B&W, 1962, 88 mins. 56 secs.
Directed by František Vláčil
Vítězslav Vejražka, Miroslav Macháček, Vít Olmer, Čestmír Řanda, Karla Chadimová
Second Run (Blu-ray) (UK R0 HD)
Though his output wasn't as prolific as some of his peers, director František Vláčil became a major name among devotees of the Czechoslovak New Wave with his masterpiece, 1967's Marketa Lazarova, and its outstanding follow-up, 1968's Valley of the Bees. His film prior to the arduous production of Marketa came in 1962, The Devil's Trap (Dáblova past), which fits in very neatly with the other two features thanks to its borderline hallucinatory period setting that nevertheless reveals a painstaking eye for detail.

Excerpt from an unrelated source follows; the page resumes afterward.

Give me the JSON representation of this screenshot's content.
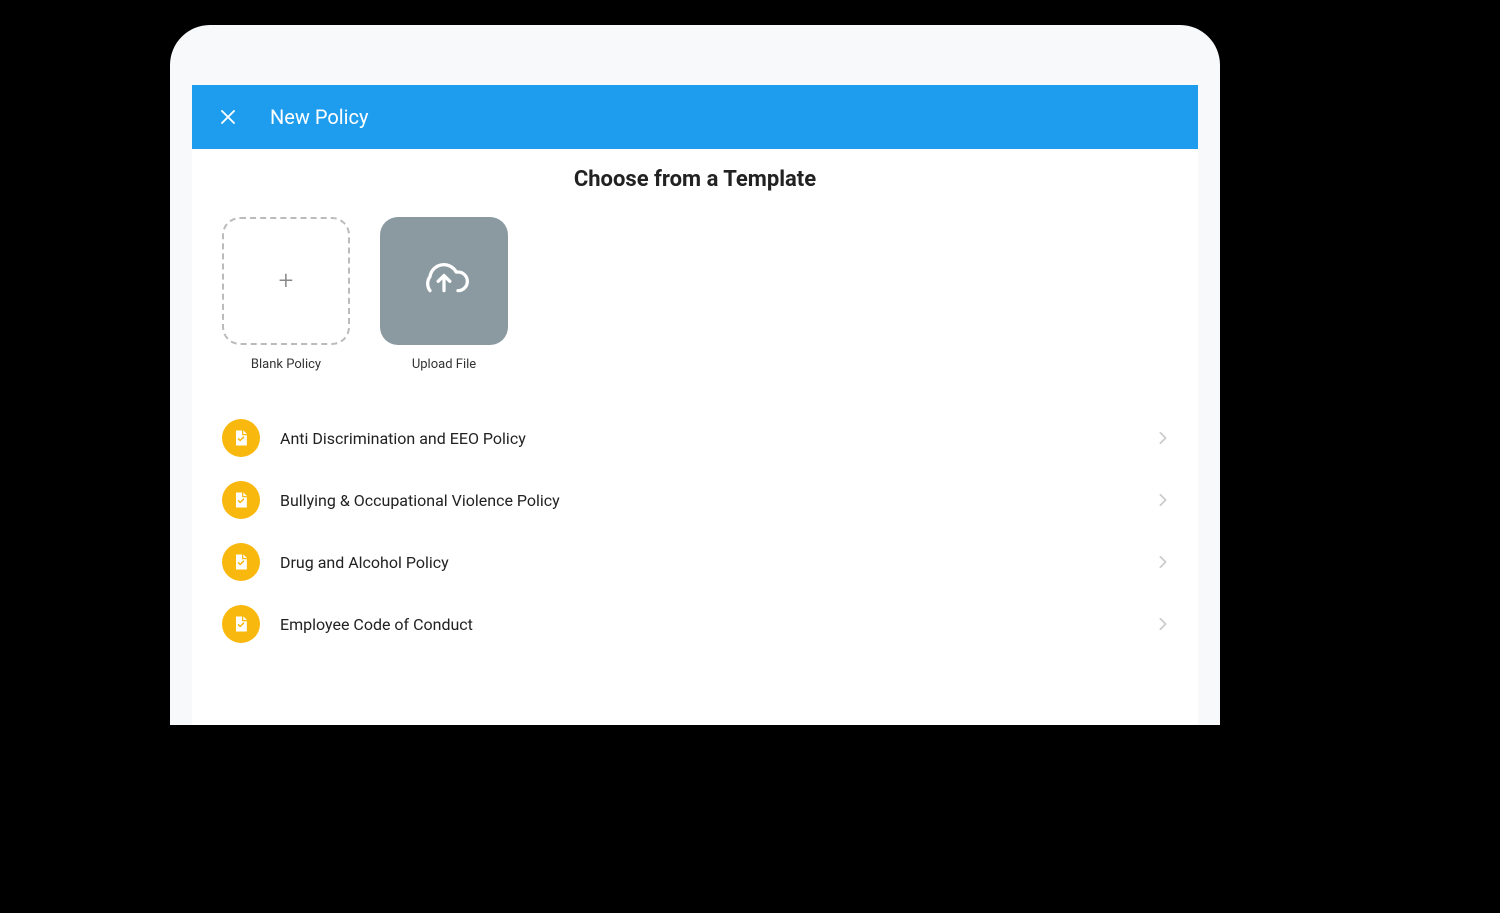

In the early 18th century, a miller named Spálený (Vejražka) warns the local Regent (Řanda) about the dangers of constructing a grain storage house on a site he knows to be unstable. Believed by locals to be in league with dark forces due to the inexplicable survival of his family years earlier, the miller finds his warnings ignored and the ignorance of the local government and religious officials becoming more dangerous with the arrival of a fanatical pries, Probus (Macháček). Meanwhile the miller's handsome son, Jan (Olmer), has fallen in love with Martina (Chadimová) whose fate is controlled by the Regent, which further aggravates an already tense situation that ultimately turns explosive.

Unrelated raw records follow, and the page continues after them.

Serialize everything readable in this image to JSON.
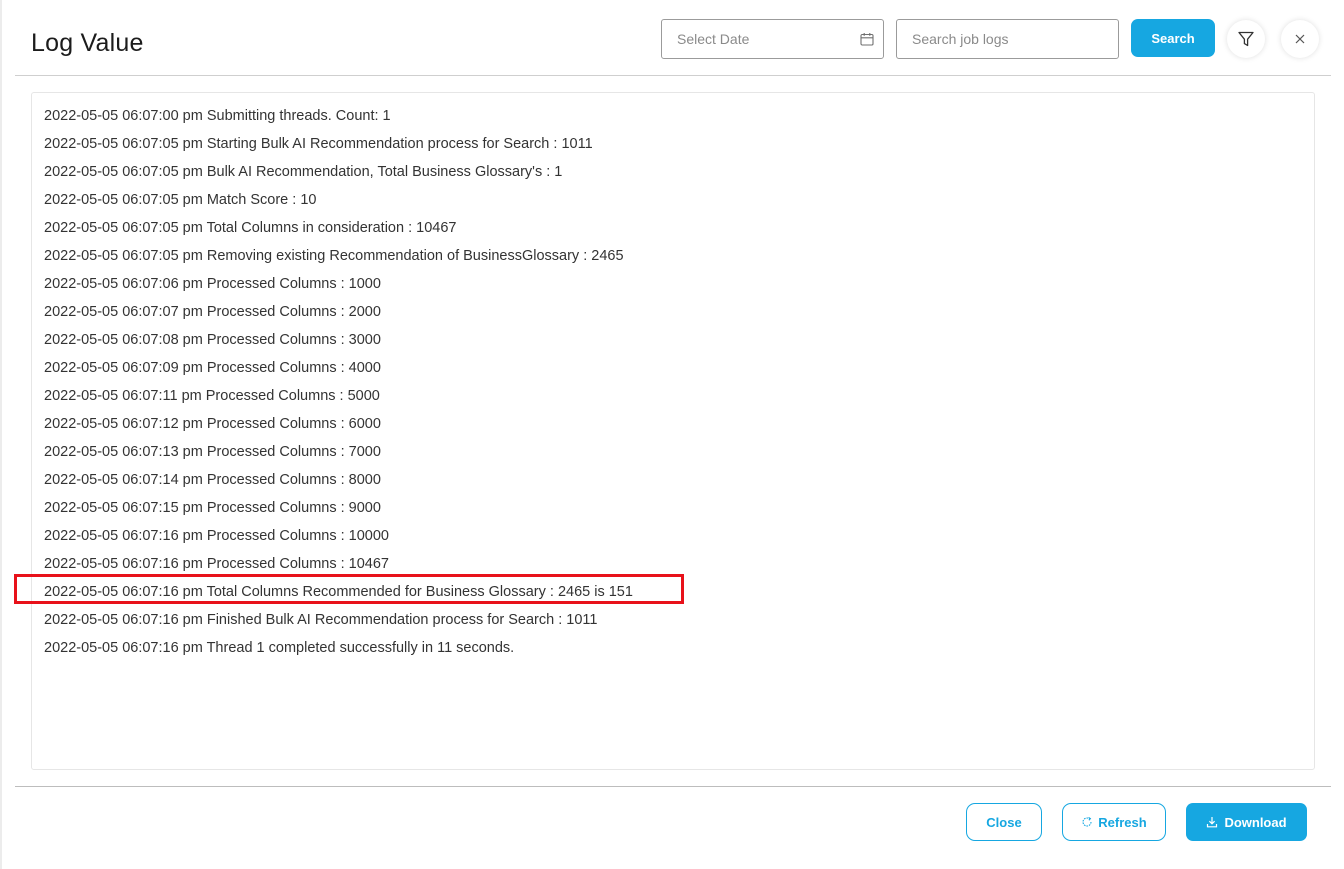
{
  "modal": {
    "title": "Log Value"
  },
  "header": {
    "date_placeholder": "Select Date",
    "search_placeholder": "Search job logs",
    "search_label": "Search",
    "filter_icon": "filter-icon",
    "close_icon": "close-icon",
    "calendar_icon": "calendar-icon"
  },
  "log": {
    "lines": [
      "2022-05-05 06:07:00 pm Submitting threads. Count: 1",
      "2022-05-05 06:07:05 pm Starting Bulk AI Recommendation process for Search : 1011",
      "2022-05-05 06:07:05 pm Bulk AI Recommendation, Total Business Glossary's : 1",
      "2022-05-05 06:07:05 pm Match Score : 10",
      "2022-05-05 06:07:05 pm Total Columns in consideration : 10467",
      "2022-05-05 06:07:05 pm Removing existing Recommendation of BusinessGlossary : 2465",
      "2022-05-05 06:07:06 pm Processed Columns : 1000",
      "2022-05-05 06:07:07 pm Processed Columns : 2000",
      "2022-05-05 06:07:08 pm Processed Columns : 3000",
      "2022-05-05 06:07:09 pm Processed Columns : 4000",
      "2022-05-05 06:07:11 pm Processed Columns : 5000",
      "2022-05-05 06:07:12 pm Processed Columns : 6000",
      "2022-05-05 06:07:13 pm Processed Columns : 7000",
      "2022-05-05 06:07:14 pm Processed Columns : 8000",
      "2022-05-05 06:07:15 pm Processed Columns : 9000",
      "2022-05-05 06:07:16 pm Processed Columns : 10000",
      "2022-05-05 06:07:16 pm Processed Columns : 10467",
      "2022-05-05 06:07:16 pm Total Columns Recommended for Business Glossary : 2465 is 151",
      "2022-05-05 06:07:16 pm Finished Bulk AI Recommendation process for Search : 1011",
      "2022-05-05 06:07:16 pm Thread 1 completed successfully in 11 seconds."
    ],
    "highlight_color": "#e8111a"
  },
  "footer": {
    "close_label": "Close",
    "refresh_label": "Refresh",
    "download_label": "Download",
    "refresh_icon": "refresh-icon",
    "download_icon": "download-icon"
  },
  "colors": {
    "accent": "#16a7e1"
  }
}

Though acclaimed upon its release and given a limited U.S. subtitled run in 1964, The Devil's Trap hasn't gotten much attention since then on an international level. That situation is likely to change with its much-needed global Blu-ray debut from Second Run, which fill in a significant gap in Czech-language cinematic history and makes you wish even more of Vláčil's work was easier to see. As with its more famous successors, this is beautifully shot in monochrome with a great eye for placing faces and figure against landscapes and architecture. At times it verges close to horror film territory, especially in the second half as the authoritarian net starts to close in and the look of the film becomes more shadowy and ominous. It's also unsettling how relevant the story is today given the still-furious clashes between rationality and fear-based dogma, which will apparently still be with us until the end of time.

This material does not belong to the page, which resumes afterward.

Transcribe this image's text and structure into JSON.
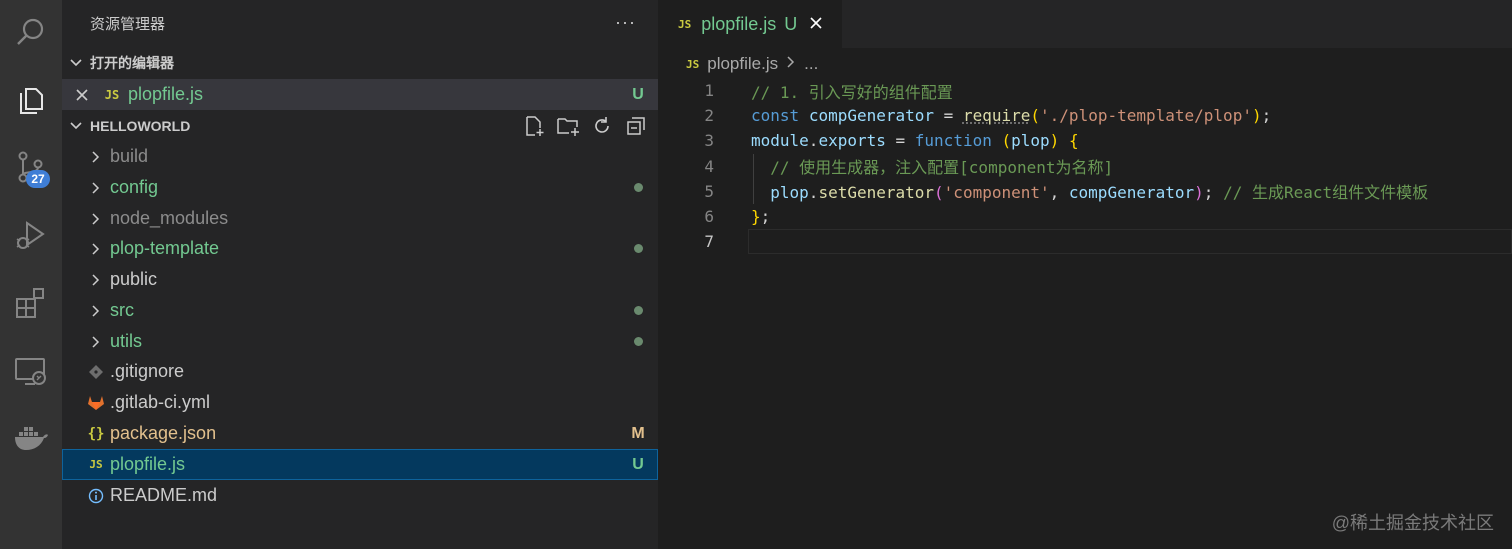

The specs for the Blu-ray cite it as coming from the best existing original materials created by the Czech National Film Archive in Prague. Time obviously hasn't been as kind to this one as a the bulk of Czechoslovak titles we've seen on Blu-ray in the past, given the mostly minor signs of damage on display. However, it's great to have the film finally out there in good condition, and detail and contrast both make for a satisfyingly cinematic presentation. The Czech LPCM 2.0 mono track sounds very good with no major issues, and optional English subtitles are provided. The video extras start with 1989's In the Web of Time (V síti času) (21m21s), a portrait of "people's artist" Vláčil by cinematographer František Uldrich mixing interview footage with film clips and anecdotes about the making of the films (with an understandably heavy focus on Marketa Lazarova). There's also some great footage of the director revisiting some of his prior filming locations, which have since fallen into disrepair. Then 1962's The Week Starts on Friday (Týden začíná v pátek) (8m20s) is essentially a promotional short by Elmark Kloss for Prague's Central Film Office about the role the "special treat" of moviegoing plays in people's lives, including a fascinating look at how The Devil's Trap was being promoted via painted marquees before all that advertising material ended up in the scrapheap. Also included is a 20-page booklet featuring an essay by Peter Hames covering the background of local cinema at the time, the filmmaker's life and career including the influence of his time in the army's film unit, and his own discovery of Vláčil's work.
Reviewed on March 5, 2022